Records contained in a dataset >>
━━━━

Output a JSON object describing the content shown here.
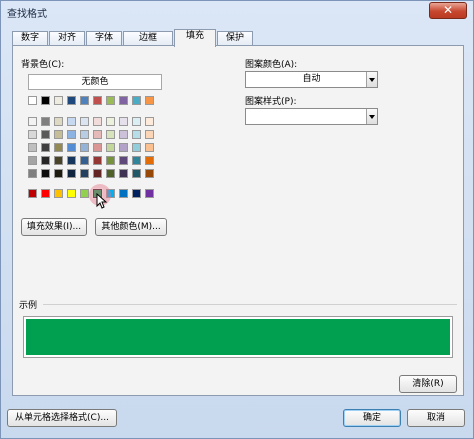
{
  "window": {
    "title": "查找格式",
    "close_glyph": "✕"
  },
  "tabs": [
    {
      "label": "数字",
      "active": false
    },
    {
      "label": "对齐",
      "active": false
    },
    {
      "label": "字体",
      "active": false
    },
    {
      "label": "边框",
      "active": false
    },
    {
      "label": "填充",
      "active": true
    },
    {
      "label": "保护",
      "active": false
    }
  ],
  "fill": {
    "background_label": "背景色(C):",
    "no_color_label": "无颜色",
    "fill_effects_label": "填充效果(I)...",
    "more_colors_label": "其他颜色(M)...",
    "pattern_color_label": "图案颜色(A):",
    "pattern_color_value": "自动",
    "pattern_style_label": "图案样式(P):",
    "pattern_style_value": "",
    "selected_color": "#00a050"
  },
  "palette": {
    "theme_row": [
      "#ffffff",
      "#000000",
      "#eeece1",
      "#1f497d",
      "#4f81bd",
      "#c0504d",
      "#9bbb59",
      "#8064a2",
      "#4bacc6",
      "#f79646"
    ],
    "tint_rows": [
      [
        "#f2f2f2",
        "#7f7f7f",
        "#ddd9c3",
        "#c6d9f0",
        "#dbe5f1",
        "#f2dcdb",
        "#ebf1dd",
        "#e5e0ec",
        "#dbeef3",
        "#fdeada"
      ],
      [
        "#d8d8d8",
        "#595959",
        "#c4bd97",
        "#8db3e2",
        "#b8cce4",
        "#e5b9b7",
        "#d7e3bc",
        "#ccc1d9",
        "#b7dde8",
        "#fbd5b5"
      ],
      [
        "#bfbfbf",
        "#3f3f3f",
        "#938953",
        "#548dd4",
        "#95b3d7",
        "#d99694",
        "#c3d69b",
        "#b2a2c7",
        "#92cddc",
        "#fac08f"
      ],
      [
        "#a5a5a5",
        "#262626",
        "#494429",
        "#17365d",
        "#366092",
        "#953734",
        "#76923c",
        "#5f497a",
        "#31859b",
        "#e36c09"
      ],
      [
        "#7f7f7f",
        "#0c0c0c",
        "#1d1b10",
        "#0f243e",
        "#244061",
        "#632423",
        "#4f6128",
        "#3f3151",
        "#205867",
        "#974806"
      ]
    ],
    "standard_row": [
      "#c00000",
      "#ff0000",
      "#ffc000",
      "#ffff00",
      "#92d050",
      "#00a050",
      "#00b0f0",
      "#0070c0",
      "#002060",
      "#7030a0"
    ],
    "selected_standard_index": 5
  },
  "sample": {
    "label": "示例",
    "color": "#00a050"
  },
  "buttons": {
    "clear_label": "清除(R)",
    "from_cell_label": "从单元格选择格式(C)...",
    "ok_label": "确定",
    "cancel_label": "取消"
  }
}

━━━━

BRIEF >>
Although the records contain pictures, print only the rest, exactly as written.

SOLUTION TO THIS TASK >>
Output a JSON object describing the content shown here.
{
  "window": {
    "title": "查找格式",
    "close_glyph": "✕"
  },
  "tabs": [
    {
      "label": "数字",
      "active": false
    },
    {
      "label": "对齐",
      "active": false
    },
    {
      "label": "字体",
      "active": false
    },
    {
      "label": "边框",
      "active": false
    },
    {
      "label": "填充",
      "active": true
    },
    {
      "label": "保护",
      "active": false
    }
  ],
  "fill": {
    "background_label": "背景色(C):",
    "no_color_label": "无颜色",
    "fill_effects_label": "填充效果(I)...",
    "more_colors_label": "其他颜色(M)...",
    "pattern_color_label": "图案颜色(A):",
    "pattern_color_value": "自动",
    "pattern_style_label": "图案样式(P):",
    "pattern_style_value": "",
    "selected_color": "#00a050"
  },
  "palette": {
    "theme_row": [
      "#ffffff",
      "#000000",
      "#eeece1",
      "#1f497d",
      "#4f81bd",
      "#c0504d",
      "#9bbb59",
      "#8064a2",
      "#4bacc6",
      "#f79646"
    ],
    "tint_rows": [
      [
        "#f2f2f2",
        "#7f7f7f",
        "#ddd9c3",
        "#c6d9f0",
        "#dbe5f1",
        "#f2dcdb",
        "#ebf1dd",
        "#e5e0ec",
        "#dbeef3",
        "#fdeada"
      ],
      [
        "#d8d8d8",
        "#595959",
        "#c4bd97",
        "#8db3e2",
        "#b8cce4",
        "#e5b9b7",
        "#d7e3bc",
        "#ccc1d9",
        "#b7dde8",
        "#fbd5b5"
      ],
      [
        "#bfbfbf",
        "#3f3f3f",
        "#938953",
        "#548dd4",
        "#95b3d7",
        "#d99694",
        "#c3d69b",
        "#b2a2c7",
        "#92cddc",
        "#fac08f"
      ],
      [
        "#a5a5a5",
        "#262626",
        "#494429",
        "#17365d",
        "#366092",
        "#953734",
        "#76923c",
        "#5f497a",
        "#31859b",
        "#e36c09"
      ],
      [
        "#7f7f7f",
        "#0c0c0c",
        "#1d1b10",
        "#0f243e",
        "#244061",
        "#632423",
        "#4f6128",
        "#3f3151",
        "#205867",
        "#974806"
      ]
    ],
    "standard_row": [
      "#c00000",
      "#ff0000",
      "#ffc000",
      "#ffff00",
      "#92d050",
      "#00a050",
      "#00b0f0",
      "#0070c0",
      "#002060",
      "#7030a0"
    ],
    "selected_standard_index": 5
  },
  "sample": {
    "label": "示例",
    "color": "#00a050"
  },
  "buttons": {
    "clear_label": "清除(R)",
    "from_cell_label": "从单元格选择格式(C)...",
    "ok_label": "确定",
    "cancel_label": "取消"
  }
}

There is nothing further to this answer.